For more on choosing whether to compete or not, click here.
I started dance classes at a young age. By the time I was 3, I was training at The Dance Club, and I grew up there. I started with the basics—ballet and jazz—and eventually added tap, tumbling, contemporary, and hip hop.
Early on, I did compete. I remember my first time: I did a trio at a small local competition, and it got first place. The trophy was as tall as I was, and I loved it. I attended conventions as a mini, and had the opportunity to take classes from Travis Wall, Sonya Tayeh, Andy Pellick, and Joey Dowling-Fakhrieh. There was so much variety—I was in awe.
Considering we practically live in our dance clothes, there's really no such thing as having too many leotards, tights or leggings (no matter what our mom or friends say!). That's why we treat every sale as an opportunity to stock up. And thanks to the holiday weekend, you can shop all of your dancewear go-tos or try something totally new for as much as 50% less than the usual price.
Here are the eight sales we're most excited about—from online options to in-store retailers that will help you find the perfect fit.

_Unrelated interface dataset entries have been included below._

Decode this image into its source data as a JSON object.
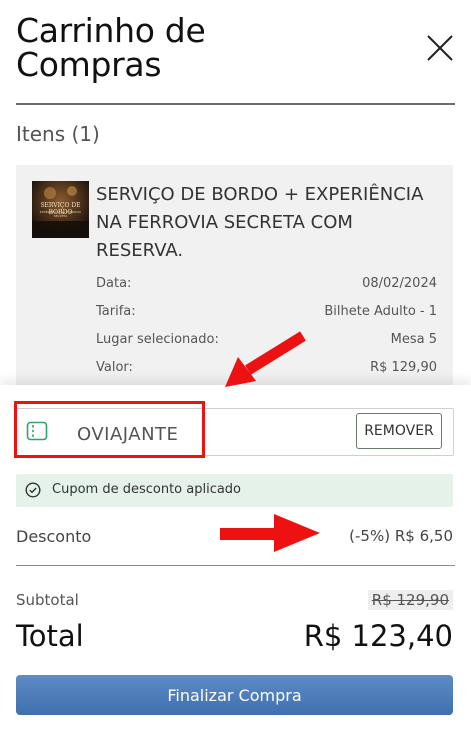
{
  "header": {
    "title_line1": "Carrinho de",
    "title_line2": "Compras"
  },
  "items": {
    "label": "Itens (1)",
    "product": {
      "thumb_text_line1": "SERVIÇO DE BORDO",
      "thumb_text_line2": "EXPERIÊNCIA NA FERROVIA SECRETA",
      "name": "SERVIÇO DE BORDO + EXPERIÊNCIA NA FERROVIA SECRETA COM RESERVA.",
      "details": [
        {
          "label": "Data:",
          "value": "08/02/2024"
        },
        {
          "label": "Tarifa:",
          "value": "Bilhete Adulto - 1"
        },
        {
          "label": "Lugar selecionado:",
          "value": "Mesa 5"
        },
        {
          "label": "Valor:",
          "value": "R$ 129,90"
        }
      ]
    }
  },
  "coupon": {
    "code": "OVIAJANTE",
    "remove_label": "REMOVER",
    "success_message": "Cupom de desconto aplicado"
  },
  "summary": {
    "discount_label": "Desconto",
    "discount_value": "(-5%) R$ 6,50",
    "subtotal_label": "Subtotal",
    "subtotal_value": "R$ 129,90",
    "total_label": "Total",
    "total_value": "R$ 123,40"
  },
  "checkout_label": "Finalizar Compra",
  "icons": {
    "close": "close-icon",
    "ticket": "ticket-icon",
    "check": "check-circle-icon"
  },
  "colors": {
    "annotation_red": "#e11111",
    "checkout_blue": "#4a7bb9",
    "success_bg": "#e4f2ea",
    "success_green": "#2e7d4f"
  }
}
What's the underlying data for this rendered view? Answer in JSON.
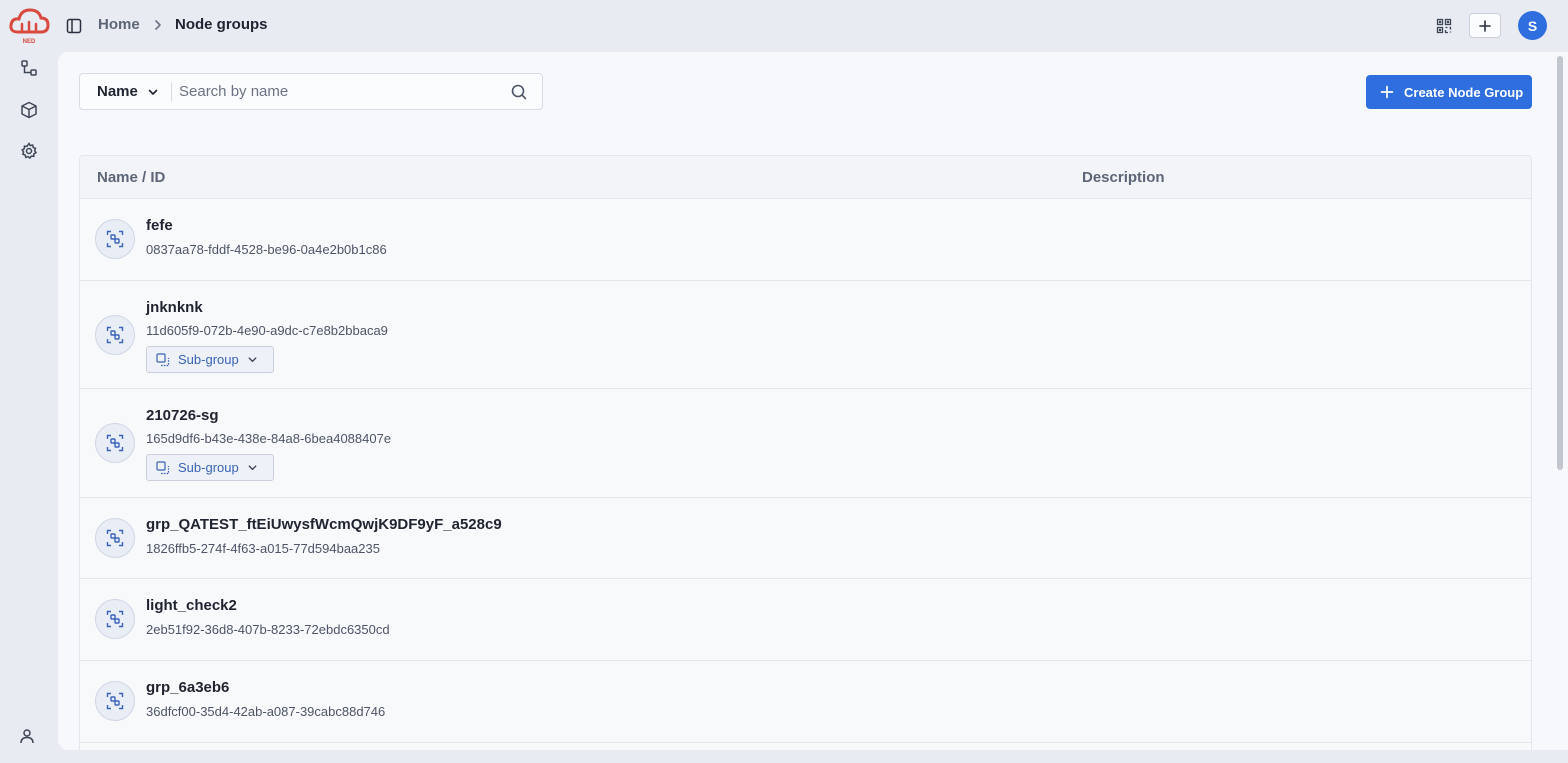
{
  "app": {
    "logo_text": "NED"
  },
  "breadcrumb": {
    "home": "Home",
    "current": "Node groups"
  },
  "user": {
    "avatar_initial": "S"
  },
  "search": {
    "field": "Name",
    "placeholder": "Search by name",
    "value": ""
  },
  "actions": {
    "create_label": "Create Node Group"
  },
  "table": {
    "columns": [
      "Name / ID",
      "Description"
    ],
    "rows": [
      {
        "name": "fefe",
        "id": "0837aa78-fddf-4528-be96-0a4e2b0b1c86",
        "description": "",
        "badge": ""
      },
      {
        "name": "jnknknk",
        "id": "11d605f9-072b-4e90-a9dc-c7e8b2bbaca9",
        "description": "",
        "badge": "Sub-group"
      },
      {
        "name": "210726-sg",
        "id": "165d9df6-b43e-438e-84a8-6bea4088407e",
        "description": "",
        "badge": "Sub-group"
      },
      {
        "name": "grp_QATEST_ftEiUwysfWcmQwjK9DF9yF_a528c9",
        "id": "1826ffb5-274f-4f63-a015-77d594baa235",
        "description": "",
        "badge": ""
      },
      {
        "name": "light_check2",
        "id": "2eb51f92-36d8-407b-8233-72ebdc6350cd",
        "description": "",
        "badge": ""
      },
      {
        "name": "grp_6a3eb6",
        "id": "36dfcf00-35d4-42ab-a087-39cabc88d746",
        "description": "",
        "badge": ""
      }
    ]
  },
  "colors": {
    "accent": "#2f6ede",
    "background": "#e8ebf2",
    "panel": "#f7f8fb"
  }
}
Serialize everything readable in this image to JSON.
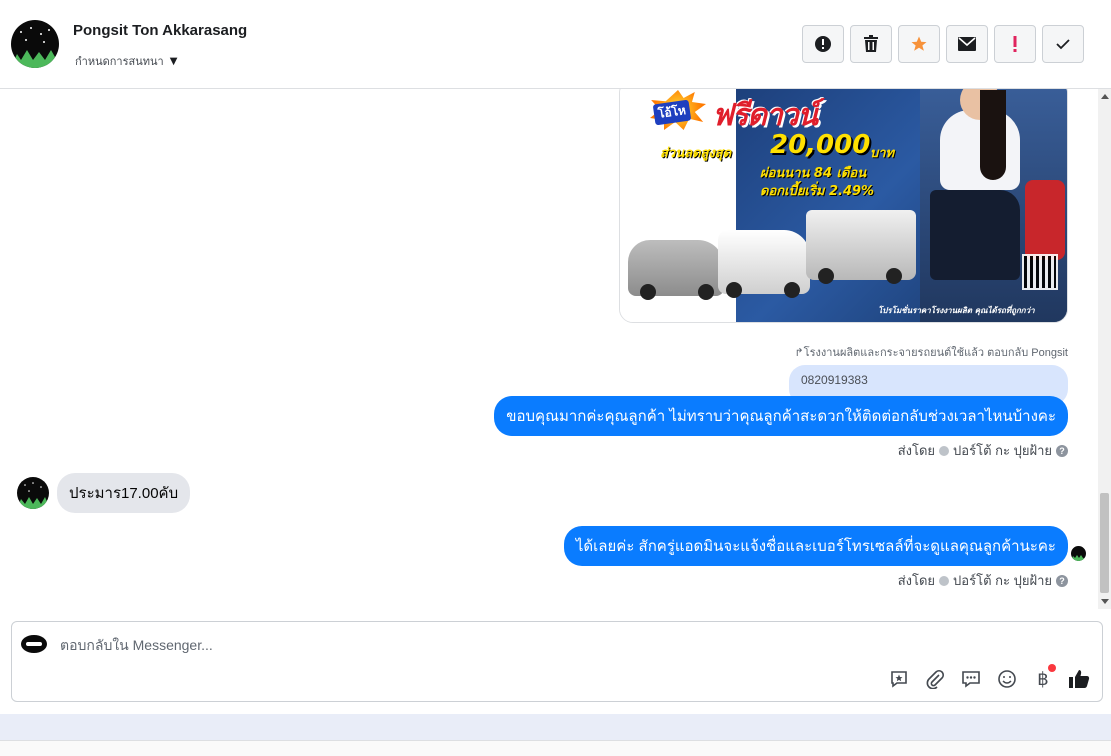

Happy Memorial Day (and shopping)!
DancerPalooza, America's Largest Dance Festival, is moving to sunny SAN DIEGO, California from July 24-29, 2018.
Check out all of the NEW Intensives DancerPalooza has to offer this year!
Kyle Van Newkirk is a tap dancer you probably remember from the premiere season of NBC's World of Dance. In case you missed it, he is also one of Showstopper's incredible convention teachers. What makes Kyle stand apart from some of today's other incredible tappers? He isn't afraid to change what tap means to his audience and even himself. This modern view of tap dancing is important because it shows us that tap dancers are just as versatile and dynamic as dancers of any other genre. We sat down with Kyle to get his advice on bringing tap dancing into the 21st century.
In our "Dear Katie" series, former NYCB soloist Kathryn Morgan answers your pressing dance questions. Have something you want to ask Katie? Email firstname.lastname@example.org for a chance to be featured!
Paige Fraser has performed on world-class stages and in a video with Beyoncé—yet some of her most meaningful dance moments happened in tiny classrooms on a small island 1,000 miles from America. This past spring, Fraser, who's danced with Ailey II and is a founding member of Visceral Dance Chicago, teamed up with the non-profit Milk Carton on a String to bring dance to underprivileged children in Haiti. Fraser taught daily ballet and modern dance classes and used YouTube videos and social media to introduce the students to other aspects of dance they hadn't been exposed to.
Now, Fraser plans to continue to use dance to give back through her own newly-funded non-profit, The Paige Fraser Foundation. But instead of traveling outside the country, Fraser will be helping kids in her childhood home: the Bronx. She wants her foundation to assist aspiring dancers no matter their color or abilities.
Read our interview with the dancer and do-gooder—and discover the life-changing diagnosis that inspired her to help other dancers achieve their dreams.